**Information provided:**
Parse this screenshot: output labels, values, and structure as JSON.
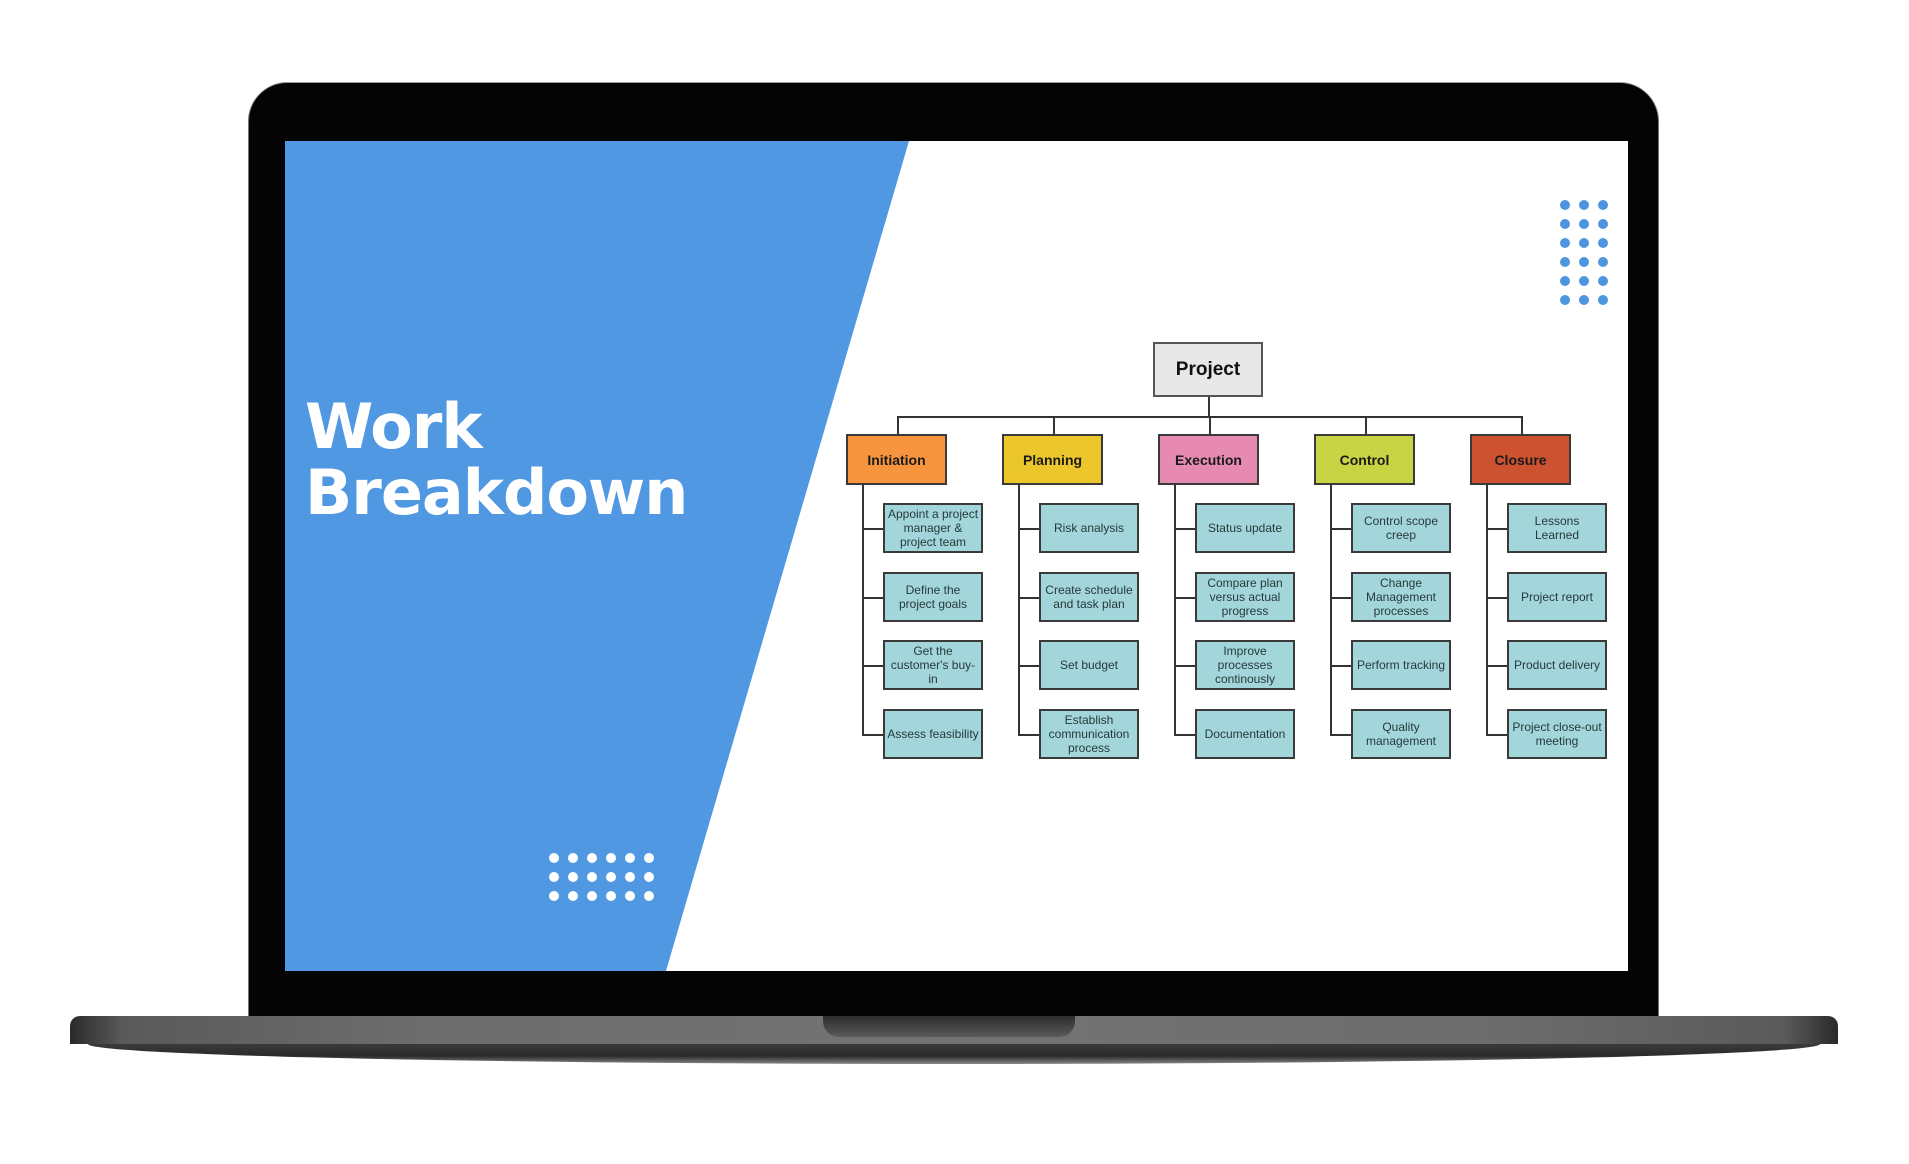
{
  "slide": {
    "title_lines": [
      "Work",
      "Breakdown"
    ],
    "colors": {
      "accent_blue": "#5098e2",
      "dot_white": "#ffffff",
      "dot_blue": "#4e95e0"
    }
  },
  "wbs": {
    "root": "Project",
    "phases": [
      {
        "label": "Initiation",
        "color": "#f7953f",
        "tasks": [
          "Appoint a project manager & project team",
          "Define the project goals",
          "Get the customer's buy-in",
          "Assess feasibility"
        ]
      },
      {
        "label": "Planning",
        "color": "#ecc72b",
        "tasks": [
          "Risk analysis",
          "Create schedule and task plan",
          "Set budget",
          "Establish communication process"
        ]
      },
      {
        "label": "Execution",
        "color": "#e68ab2",
        "tasks": [
          "Status update",
          "Compare plan versus actual progress",
          "Improve processes continously",
          "Documentation"
        ]
      },
      {
        "label": "Control",
        "color": "#c8d443",
        "tasks": [
          "Control scope creep",
          "Change Management processes",
          "Perform tracking",
          "Quality management"
        ]
      },
      {
        "label": "Closure",
        "color": "#cc5230",
        "tasks": [
          "Lessons Learned",
          "Project report",
          "Product delivery",
          "Project close-out meeting"
        ]
      }
    ]
  }
}
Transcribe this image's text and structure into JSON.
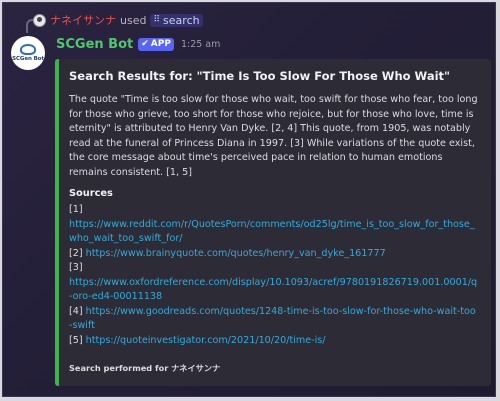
{
  "reply": {
    "user_name": "ナネイサンナ",
    "used_text": "used",
    "command_name": "search"
  },
  "bot": {
    "name": "SCGen Bot",
    "avatar_text": "SCGen Bot",
    "badge": "APP",
    "timestamp": "1:25 am"
  },
  "embed": {
    "accent_color": "#3bb54a",
    "title": "Search Results for: \"Time Is Too Slow For Those Who Wait\"",
    "description": "The quote \"Time is too slow for those who wait, too swift for those who fear, too long for those who grieve, too short for those who rejoice, but for those who love, time is eternity\" is attributed to Henry Van Dyke. [2, 4] This quote, from 1905, was notably read at the funeral of Princess Diana in 1997. [3] While variations of the quote exist, the core message about time's perceived pace in relation to human emotions remains consistent. [1, 5]",
    "sources_heading": "Sources",
    "sources": [
      {
        "ref": "[1]",
        "url": "https://www.reddit.com/r/QuotesPorn/comments/od25lg/time_is_too_slow_for_those_who_wait_too_swift_for/"
      },
      {
        "ref": "[2]",
        "url": "https://www.brainyquote.com/quotes/henry_van_dyke_161777"
      },
      {
        "ref": "[3]",
        "url": "https://www.oxfordreference.com/display/10.1093/acref/9780191826719.001.0001/q-oro-ed4-00011138"
      },
      {
        "ref": "[4]",
        "url": "https://www.goodreads.com/quotes/1248-time-is-too-slow-for-those-who-wait-too-swift"
      },
      {
        "ref": "[5]",
        "url": "https://quoteinvestigator.com/2021/10/20/time-is/"
      }
    ],
    "footer": "Search performed for ナネイサンナ"
  }
}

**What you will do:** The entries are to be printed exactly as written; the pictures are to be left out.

**Exercise solution:**
Parse this screenshot: output labels, values, and structure as JSON.
{
  "slide": {
    "title_lines": [
      "Work",
      "Breakdown"
    ],
    "colors": {
      "accent_blue": "#5098e2",
      "dot_white": "#ffffff",
      "dot_blue": "#4e95e0"
    }
  },
  "wbs": {
    "root": "Project",
    "phases": [
      {
        "label": "Initiation",
        "color": "#f7953f",
        "tasks": [
          "Appoint a project manager & project team",
          "Define the project goals",
          "Get the customer's buy-in",
          "Assess feasibility"
        ]
      },
      {
        "label": "Planning",
        "color": "#ecc72b",
        "tasks": [
          "Risk analysis",
          "Create schedule and task plan",
          "Set budget",
          "Establish communication process"
        ]
      },
      {
        "label": "Execution",
        "color": "#e68ab2",
        "tasks": [
          "Status update",
          "Compare plan versus actual progress",
          "Improve processes continously",
          "Documentation"
        ]
      },
      {
        "label": "Control",
        "color": "#c8d443",
        "tasks": [
          "Control scope creep",
          "Change Management processes",
          "Perform tracking",
          "Quality management"
        ]
      },
      {
        "label": "Closure",
        "color": "#cc5230",
        "tasks": [
          "Lessons Learned",
          "Project report",
          "Product delivery",
          "Project close-out meeting"
        ]
      }
    ]
  }
}
Transcribe this image's text and structure into JSON.
{
  "reply": {
    "user_name": "ナネイサンナ",
    "used_text": "used",
    "command_name": "search"
  },
  "bot": {
    "name": "SCGen Bot",
    "avatar_text": "SCGen Bot",
    "badge": "APP",
    "timestamp": "1:25 am"
  },
  "embed": {
    "accent_color": "#3bb54a",
    "title": "Search Results for: \"Time Is Too Slow For Those Who Wait\"",
    "description": "The quote \"Time is too slow for those who wait, too swift for those who fear, too long for those who grieve, too short for those who rejoice, but for those who love, time is eternity\" is attributed to Henry Van Dyke. [2, 4] This quote, from 1905, was notably read at the funeral of Princess Diana in 1997. [3] While variations of the quote exist, the core message about time's perceived pace in relation to human emotions remains consistent. [1, 5]",
    "sources_heading": "Sources",
    "sources": [
      {
        "ref": "[1]",
        "url": "https://www.reddit.com/r/QuotesPorn/comments/od25lg/time_is_too_slow_for_those_who_wait_too_swift_for/"
      },
      {
        "ref": "[2]",
        "url": "https://www.brainyquote.com/quotes/henry_van_dyke_161777"
      },
      {
        "ref": "[3]",
        "url": "https://www.oxfordreference.com/display/10.1093/acref/9780191826719.001.0001/q-oro-ed4-00011138"
      },
      {
        "ref": "[4]",
        "url": "https://www.goodreads.com/quotes/1248-time-is-too-slow-for-those-who-wait-too-swift"
      },
      {
        "ref": "[5]",
        "url": "https://quoteinvestigator.com/2021/10/20/time-is/"
      }
    ],
    "footer": "Search performed for ナネイサンナ"
  }
}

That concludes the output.